Directed by Eli Craig
Suffice it to say that “seeing how the other half lives” has been a horror movie convention almost as long as horror movies have existed; from Todd Browning to The Texas Chainsaw Massacre, audiences have repeatedly been asked to rethink their expectations of oddballs and weirdos, in most cases “or else.” (Hell, hillbillies basically wouldn’t have an on-screen presence at all if city slickers didn’t venture into their literal neck of the woods.) But Tucker & Dale vs. Evil takes this classic culture clash idea even further: by asking the audience to sympathize with the bumpkins rather than the trust-fund teenagers, director Eli Craig’s feature debut celebrates genre conventions while turning the traditional view of horror-movie heroes and villains upside down.
Alan Tudyk (Serenity) and Tyler Labine (Zack and Miri Make a Porno) play Tucker and Dale, two scruffy country boys who head up into the woods to renovate Tucker’s vacation home, a dilapidated cabin that, quite frankly, could easily double as a hideout for some serial killer. The duo runs into a group of vacationing kids at a convenience store, and despite their best efforts to make friends, the kids are scared off by Dale’s nervous demeanor and his unfortunate choice of a sickle as a fashion accessory. But after a cute co-ed named Allison (Katrina Bowden) knocks herself out falling into the lake where Tucker and Dale are fishing, the duo nobly rescue her; unfortunately, Allison’s companions think that they’re kidnapping her, and decide mount a rescue plan that rapidly escalates into a series of grisly murders that may or may not be the fault of these would-be homicidal hillbillies.
Although there’s plenty of gore and even a few genuine scares, it would be an overstatement to call Tucker & Dale vs. Evil a true horror movie; much like last year’s equally effective genre mash-up, Zombieland, its emphasis is on situational humor, not horror. The good thing about this is that we’re treated to many of the most familiar conventions of our favorite fright flicks, but from a different perspective; although it remains to be seen whether watching Dale stumble through an awkward introduction makes you more sympathetic to the toothless purveyors of creepy roadside trinkets in older movies, it certainly gives that familiar scene a new charge when it’s played for laughs.
That Labine injects Dale with a puppy’s sense of clumsy eagerness certainly helps engender sympathy with the audience, but both he and Tudyk make much more of their characters not only than we expect, but than seems to exist in Craig and Morgan Jurgenson’s articulate, self-aware script.
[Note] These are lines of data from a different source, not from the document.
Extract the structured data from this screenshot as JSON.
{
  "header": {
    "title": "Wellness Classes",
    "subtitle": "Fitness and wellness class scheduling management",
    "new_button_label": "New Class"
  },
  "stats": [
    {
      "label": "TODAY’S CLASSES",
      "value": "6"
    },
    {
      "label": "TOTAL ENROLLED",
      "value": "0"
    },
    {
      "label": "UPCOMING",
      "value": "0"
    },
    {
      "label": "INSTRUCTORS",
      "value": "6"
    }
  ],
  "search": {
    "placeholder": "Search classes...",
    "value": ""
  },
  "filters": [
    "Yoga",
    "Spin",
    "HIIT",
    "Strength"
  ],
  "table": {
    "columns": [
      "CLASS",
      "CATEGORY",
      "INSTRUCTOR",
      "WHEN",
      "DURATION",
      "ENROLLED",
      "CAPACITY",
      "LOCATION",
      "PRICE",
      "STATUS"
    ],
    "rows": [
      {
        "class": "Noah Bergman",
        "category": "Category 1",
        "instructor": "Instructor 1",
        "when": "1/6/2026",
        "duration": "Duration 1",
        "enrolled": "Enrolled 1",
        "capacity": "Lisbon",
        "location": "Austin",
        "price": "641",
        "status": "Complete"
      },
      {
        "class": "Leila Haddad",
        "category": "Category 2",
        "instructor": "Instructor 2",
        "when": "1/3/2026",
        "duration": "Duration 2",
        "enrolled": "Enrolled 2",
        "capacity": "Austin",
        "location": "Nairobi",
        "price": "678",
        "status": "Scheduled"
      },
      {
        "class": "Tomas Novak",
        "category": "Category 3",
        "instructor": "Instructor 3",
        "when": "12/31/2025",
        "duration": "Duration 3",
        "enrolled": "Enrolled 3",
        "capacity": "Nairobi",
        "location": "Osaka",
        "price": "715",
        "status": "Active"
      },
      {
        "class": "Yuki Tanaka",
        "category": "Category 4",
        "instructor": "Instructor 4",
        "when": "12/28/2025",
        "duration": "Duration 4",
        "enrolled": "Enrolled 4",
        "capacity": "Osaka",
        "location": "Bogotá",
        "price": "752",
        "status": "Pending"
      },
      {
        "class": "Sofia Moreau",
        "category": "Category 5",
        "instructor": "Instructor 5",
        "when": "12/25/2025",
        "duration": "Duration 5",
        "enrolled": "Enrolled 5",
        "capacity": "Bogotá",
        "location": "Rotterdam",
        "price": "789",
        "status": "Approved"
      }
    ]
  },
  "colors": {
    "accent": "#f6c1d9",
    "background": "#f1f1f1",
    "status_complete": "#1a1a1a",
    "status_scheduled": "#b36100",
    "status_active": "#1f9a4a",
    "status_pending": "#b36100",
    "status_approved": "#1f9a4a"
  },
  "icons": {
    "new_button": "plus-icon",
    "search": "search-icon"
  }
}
Admittedly, it’s hard to imagine who immediately relates to popped-collar frat-boy douchbags, but Tudyk and Labine give Tucker and Dale sensitivity and a sincerity that instantly makes them heroes. Meanwhile, the rest of the “victims” operate essentially on the same wavelength as ones in more straightforward horror films â€“ they panic, overreact and otherwise put themselves in peril â€“ making it easy for the audience to enjoy their untimely demise.
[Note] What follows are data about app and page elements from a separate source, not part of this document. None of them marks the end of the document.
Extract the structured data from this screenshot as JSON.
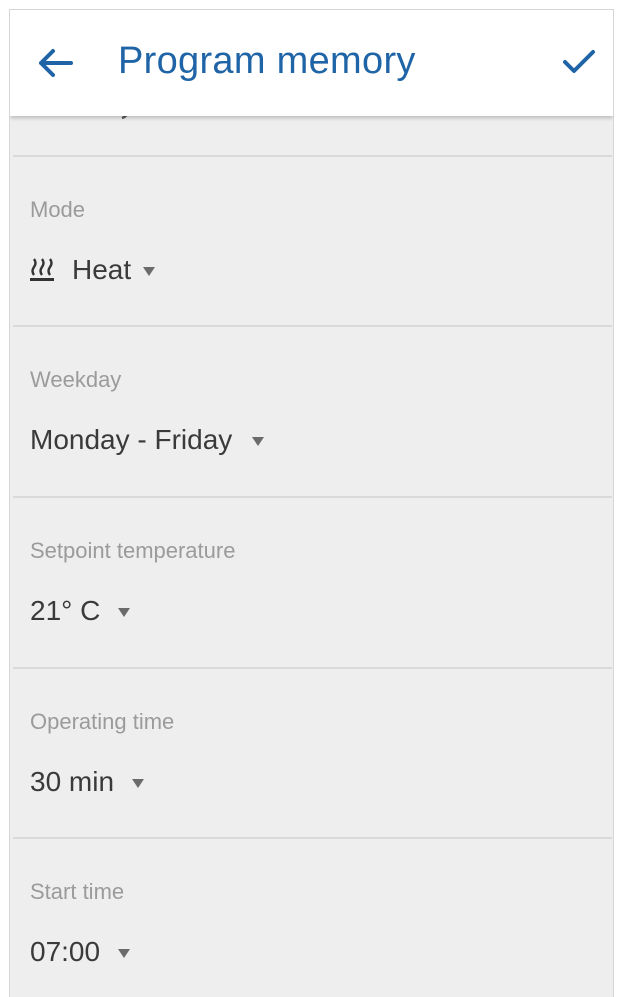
{
  "appbar": {
    "title": "Program memory",
    "back_icon": "arrow-left-icon",
    "confirm_icon": "check-icon",
    "accent_color": "#1f64a6"
  },
  "fields": {
    "mode": {
      "label": "Mode",
      "value": "Heat",
      "icon": "heat-icon"
    },
    "weekday": {
      "label": "Weekday",
      "value": "Monday - Friday"
    },
    "setpoint": {
      "label": "Setpoint temperature",
      "value": "21° C"
    },
    "operating_time": {
      "label": "Operating time",
      "value": "30 min"
    },
    "start_time": {
      "label": "Start time",
      "value": "07:00"
    }
  }
}
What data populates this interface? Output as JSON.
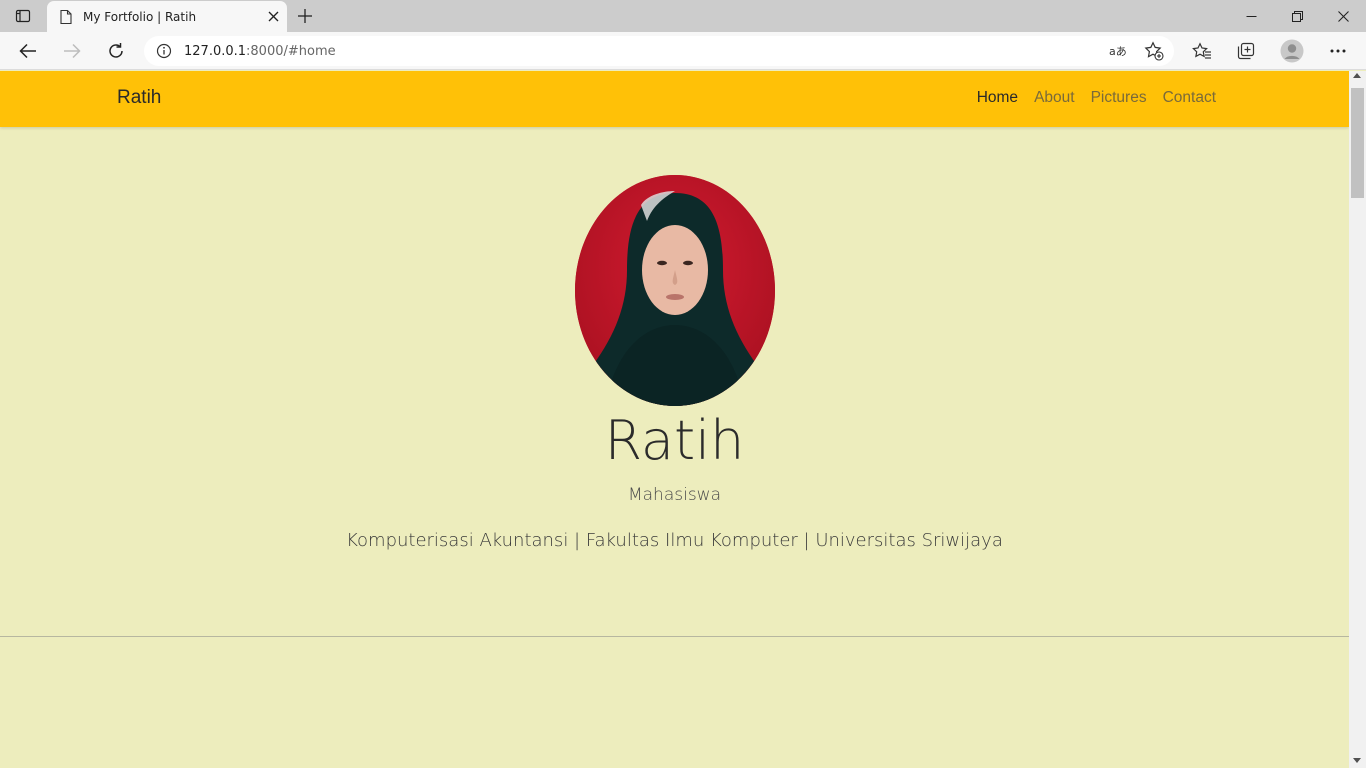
{
  "browser": {
    "tab_title": "My Fortfolio | Ratih",
    "address": {
      "host": "127.0.0.1",
      "rest": ":8000/#home"
    }
  },
  "page": {
    "navbar": {
      "brand": "Ratih",
      "links": [
        {
          "label": "Home",
          "active": true
        },
        {
          "label": "About",
          "active": false
        },
        {
          "label": "Pictures",
          "active": false
        },
        {
          "label": "Contact",
          "active": false
        }
      ],
      "bg_color": "#ffc107"
    },
    "hero": {
      "name": "Ratih",
      "role": "Mahasiswa",
      "description": "Komputerisasi Akuntansi | Fakultas Ilmu Komputer | Universitas Sriwijaya",
      "bg_color": "#ededbd",
      "avatar_bg_color": "#c8182d"
    }
  }
}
Rather than a screenwriting shortcoming, however, this seems like a necessary component of their performances, and the actors dutifully endanger themselves for our derision and entertainment. At the same time, Bowden both indulges her character’s susceptibility to amnesia-inducing head trauma and her thoughtful regard of Dale’s hospitality, making her not just his fantasy figure but a real person whose survival actually means something.
While it doesn’t quite deliver on the level of a horror-comedy hybrid like Evil Dead II, admittedly the subgenre’s gold standard, Craig’s film works beautifully because it doesn’t make you work to accept the accidents that befall Tucker and Dale’s victims, but it still allows you to enjoy the outcome. Too often fright flicks â€“ especially the ones that take themselves seriously – overthink the death scenes and the whole thing quickly descends into either unintentional comedy or unredeemable disbelief. Tucker & Dale vs. Evil has its tongue planted firmly in its cheek, but it also knows to have fleshed-out characters, which is why we care when some of them live and some die â€“ not to mention, it’s also the reason horror fans will never look at hillbillies the same way again.